On 26 Nov 1670 Pierre Chauvin rented a mill, signing a contract in front of the notary Basset. In addition to operating the mill he continued to farm his land. In 1688 he rented a second mill from Sr. de Boucherville and they became owners of land on the south bank of the river.

The 1681 census shows Pierre Chauvin, age 50, Marie-Marthe “Dautreuil”, his wife, age 45. Enfants; Pierre 18, Barbe 16, Giles, 13, Michelle, 12, Jacques, 10, Joseph 8, Nicholas 6, Louis 4, Paul 2. He had 55 arpents of land, 1gun, and 8 head of cattle.

At least four of Pierre Chauvin’s sons (Joseph, Louis, Jacques and Nicholas) and migrated to Louisiana between 1699 and 1706. Another son, Giles Chauvin, remained in Montreal. Another son, Pierre, was killed by the Iroquois in Montreal in 1691 at the age of 30.

Grand Pierre Chauvin dictated his will to the notary Adhemar on 28 Jul 1699 while sick in bed in the poor room of the Montreal Hospital. He gave a horse to his son Louis and assured his son Jacques that he would receive the first horse born of this one. He gave 100 livres to the Recollet Fathers to have masses said for the repose of his soul and 100 livres to the Frbrique of Notre-Dame with the same goal. His estate consisted of two concessions of land appraised together at 2,000 livres. He had animals, household goods and farm equipment worth 1,500 livres and a dwelling house and barn valued at 500 livres. His home was typical of the time being 22 feet in length by 18 feet in breadth. It was a 2-story log house.

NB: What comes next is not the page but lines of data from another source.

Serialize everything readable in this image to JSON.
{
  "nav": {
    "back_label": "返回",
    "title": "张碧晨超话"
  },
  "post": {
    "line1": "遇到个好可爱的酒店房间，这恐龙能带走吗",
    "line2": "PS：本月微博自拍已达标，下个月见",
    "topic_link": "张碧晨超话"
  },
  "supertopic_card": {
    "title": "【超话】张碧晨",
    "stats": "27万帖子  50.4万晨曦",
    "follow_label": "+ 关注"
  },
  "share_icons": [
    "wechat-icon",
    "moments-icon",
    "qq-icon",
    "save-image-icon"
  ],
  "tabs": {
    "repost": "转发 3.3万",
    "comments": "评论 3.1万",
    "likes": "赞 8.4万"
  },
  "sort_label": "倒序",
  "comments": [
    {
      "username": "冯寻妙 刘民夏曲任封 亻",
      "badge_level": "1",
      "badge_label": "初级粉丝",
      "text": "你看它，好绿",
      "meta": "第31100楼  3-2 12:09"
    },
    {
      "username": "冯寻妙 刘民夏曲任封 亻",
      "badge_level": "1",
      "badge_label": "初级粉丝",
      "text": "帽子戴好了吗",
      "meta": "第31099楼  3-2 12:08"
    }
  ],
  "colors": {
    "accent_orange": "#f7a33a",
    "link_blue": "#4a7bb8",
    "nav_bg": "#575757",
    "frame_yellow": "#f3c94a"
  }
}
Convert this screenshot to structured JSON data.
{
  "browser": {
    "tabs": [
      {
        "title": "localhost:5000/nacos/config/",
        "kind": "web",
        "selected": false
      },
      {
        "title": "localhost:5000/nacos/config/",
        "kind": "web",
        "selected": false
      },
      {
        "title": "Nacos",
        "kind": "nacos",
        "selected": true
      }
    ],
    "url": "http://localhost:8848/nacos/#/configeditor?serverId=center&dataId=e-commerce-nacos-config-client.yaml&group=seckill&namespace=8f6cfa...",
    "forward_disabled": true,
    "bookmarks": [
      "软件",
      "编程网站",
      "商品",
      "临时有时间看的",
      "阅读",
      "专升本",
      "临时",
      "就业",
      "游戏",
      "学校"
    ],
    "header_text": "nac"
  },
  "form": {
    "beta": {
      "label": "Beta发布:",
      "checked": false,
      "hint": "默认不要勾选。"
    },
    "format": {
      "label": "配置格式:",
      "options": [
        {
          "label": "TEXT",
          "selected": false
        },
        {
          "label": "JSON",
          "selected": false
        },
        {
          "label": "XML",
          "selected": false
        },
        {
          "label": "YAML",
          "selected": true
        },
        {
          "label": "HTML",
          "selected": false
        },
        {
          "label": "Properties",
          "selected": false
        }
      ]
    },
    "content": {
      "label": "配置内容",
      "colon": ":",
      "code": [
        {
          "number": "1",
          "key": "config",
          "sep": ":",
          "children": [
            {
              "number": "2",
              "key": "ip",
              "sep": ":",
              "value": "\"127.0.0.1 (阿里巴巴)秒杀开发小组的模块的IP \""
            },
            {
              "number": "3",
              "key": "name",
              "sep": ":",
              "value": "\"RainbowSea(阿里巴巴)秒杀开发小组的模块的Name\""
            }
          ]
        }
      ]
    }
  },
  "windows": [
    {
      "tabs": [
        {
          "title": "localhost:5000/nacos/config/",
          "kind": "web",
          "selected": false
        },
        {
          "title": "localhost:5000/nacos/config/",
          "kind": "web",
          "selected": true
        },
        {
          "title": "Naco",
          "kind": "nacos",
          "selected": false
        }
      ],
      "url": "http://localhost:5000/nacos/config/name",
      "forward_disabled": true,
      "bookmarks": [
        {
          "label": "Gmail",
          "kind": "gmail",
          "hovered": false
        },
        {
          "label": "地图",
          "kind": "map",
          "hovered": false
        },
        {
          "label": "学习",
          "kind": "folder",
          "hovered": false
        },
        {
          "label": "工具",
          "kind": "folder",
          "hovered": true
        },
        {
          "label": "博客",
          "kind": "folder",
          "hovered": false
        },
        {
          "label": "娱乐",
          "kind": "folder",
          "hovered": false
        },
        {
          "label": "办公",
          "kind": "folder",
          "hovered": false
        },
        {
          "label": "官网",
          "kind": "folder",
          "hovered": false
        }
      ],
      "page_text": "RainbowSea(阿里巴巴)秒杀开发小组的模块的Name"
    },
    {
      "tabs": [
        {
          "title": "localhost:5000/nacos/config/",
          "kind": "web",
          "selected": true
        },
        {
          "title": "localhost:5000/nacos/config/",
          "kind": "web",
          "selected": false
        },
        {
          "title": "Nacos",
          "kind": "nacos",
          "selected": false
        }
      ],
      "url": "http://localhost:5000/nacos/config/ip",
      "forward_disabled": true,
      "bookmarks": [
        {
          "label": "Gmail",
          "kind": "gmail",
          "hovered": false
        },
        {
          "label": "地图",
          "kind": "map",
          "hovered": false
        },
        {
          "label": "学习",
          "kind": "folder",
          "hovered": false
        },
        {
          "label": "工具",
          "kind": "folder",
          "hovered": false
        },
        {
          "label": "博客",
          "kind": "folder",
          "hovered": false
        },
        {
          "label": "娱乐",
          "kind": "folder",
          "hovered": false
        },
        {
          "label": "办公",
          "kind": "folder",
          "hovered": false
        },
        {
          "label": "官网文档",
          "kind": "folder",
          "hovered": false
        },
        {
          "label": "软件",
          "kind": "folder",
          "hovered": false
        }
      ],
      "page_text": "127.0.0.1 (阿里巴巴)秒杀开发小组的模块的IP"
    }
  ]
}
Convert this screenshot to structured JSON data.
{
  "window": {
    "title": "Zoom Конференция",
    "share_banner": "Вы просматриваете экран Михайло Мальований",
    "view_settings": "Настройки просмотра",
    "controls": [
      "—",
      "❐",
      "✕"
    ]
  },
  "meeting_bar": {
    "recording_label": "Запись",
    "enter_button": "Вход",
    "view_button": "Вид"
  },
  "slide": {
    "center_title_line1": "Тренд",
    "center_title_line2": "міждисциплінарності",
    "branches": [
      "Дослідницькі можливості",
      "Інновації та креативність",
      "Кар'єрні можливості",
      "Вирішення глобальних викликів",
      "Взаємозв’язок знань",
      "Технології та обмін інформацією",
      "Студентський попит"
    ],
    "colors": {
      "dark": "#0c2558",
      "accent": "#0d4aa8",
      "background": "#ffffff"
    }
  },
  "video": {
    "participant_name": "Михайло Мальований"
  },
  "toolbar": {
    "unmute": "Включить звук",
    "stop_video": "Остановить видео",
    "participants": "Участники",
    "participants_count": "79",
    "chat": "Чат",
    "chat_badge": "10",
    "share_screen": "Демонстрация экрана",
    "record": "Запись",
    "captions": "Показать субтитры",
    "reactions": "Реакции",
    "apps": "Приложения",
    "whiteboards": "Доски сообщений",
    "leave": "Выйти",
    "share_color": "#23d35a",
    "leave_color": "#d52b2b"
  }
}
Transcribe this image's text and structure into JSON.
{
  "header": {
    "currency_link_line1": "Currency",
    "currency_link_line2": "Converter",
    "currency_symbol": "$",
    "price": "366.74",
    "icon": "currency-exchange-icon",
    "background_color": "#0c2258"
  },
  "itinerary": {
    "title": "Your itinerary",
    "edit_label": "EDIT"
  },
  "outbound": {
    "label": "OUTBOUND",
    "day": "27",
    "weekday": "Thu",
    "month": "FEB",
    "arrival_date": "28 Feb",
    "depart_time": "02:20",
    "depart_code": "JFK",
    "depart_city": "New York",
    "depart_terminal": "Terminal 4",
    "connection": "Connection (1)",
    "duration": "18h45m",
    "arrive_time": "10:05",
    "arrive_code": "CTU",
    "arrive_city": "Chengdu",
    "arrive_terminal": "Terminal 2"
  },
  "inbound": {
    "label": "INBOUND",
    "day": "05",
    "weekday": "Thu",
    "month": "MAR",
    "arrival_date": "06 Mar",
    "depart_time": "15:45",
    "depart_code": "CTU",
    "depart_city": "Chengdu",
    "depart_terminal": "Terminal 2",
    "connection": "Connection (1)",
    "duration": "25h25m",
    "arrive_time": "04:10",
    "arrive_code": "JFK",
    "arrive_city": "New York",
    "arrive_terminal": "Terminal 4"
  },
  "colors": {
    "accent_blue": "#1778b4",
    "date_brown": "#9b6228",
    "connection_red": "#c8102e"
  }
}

Pierre Chauvin died 4 Aug 1699 and was buried in the parish cemetery at Montreal. His widow remained in their home for several years before retiring to the Parish of St. Francois on the Ile de Jesus where she was buried 25 Feb 1714.


Armstrong, Gladys Stovall, “Pierre Chauvin and a Few Descendants,”

Arthur, Stanley Clisby, and George Campbell Huchet de Kernion, Old Families of Louisiana, Harmanson, New Orleans, 1931.

LeMyre, Danielle Duval, “1653 St-Nicolas Passengers’ list Ville-Marie (Montreal),”

Sparks, Sadie Greening, “The Family of Pierre Chauvin & Wife Marthe Autreuil Le H’Autreaux,

Wednesday, August 17, 2011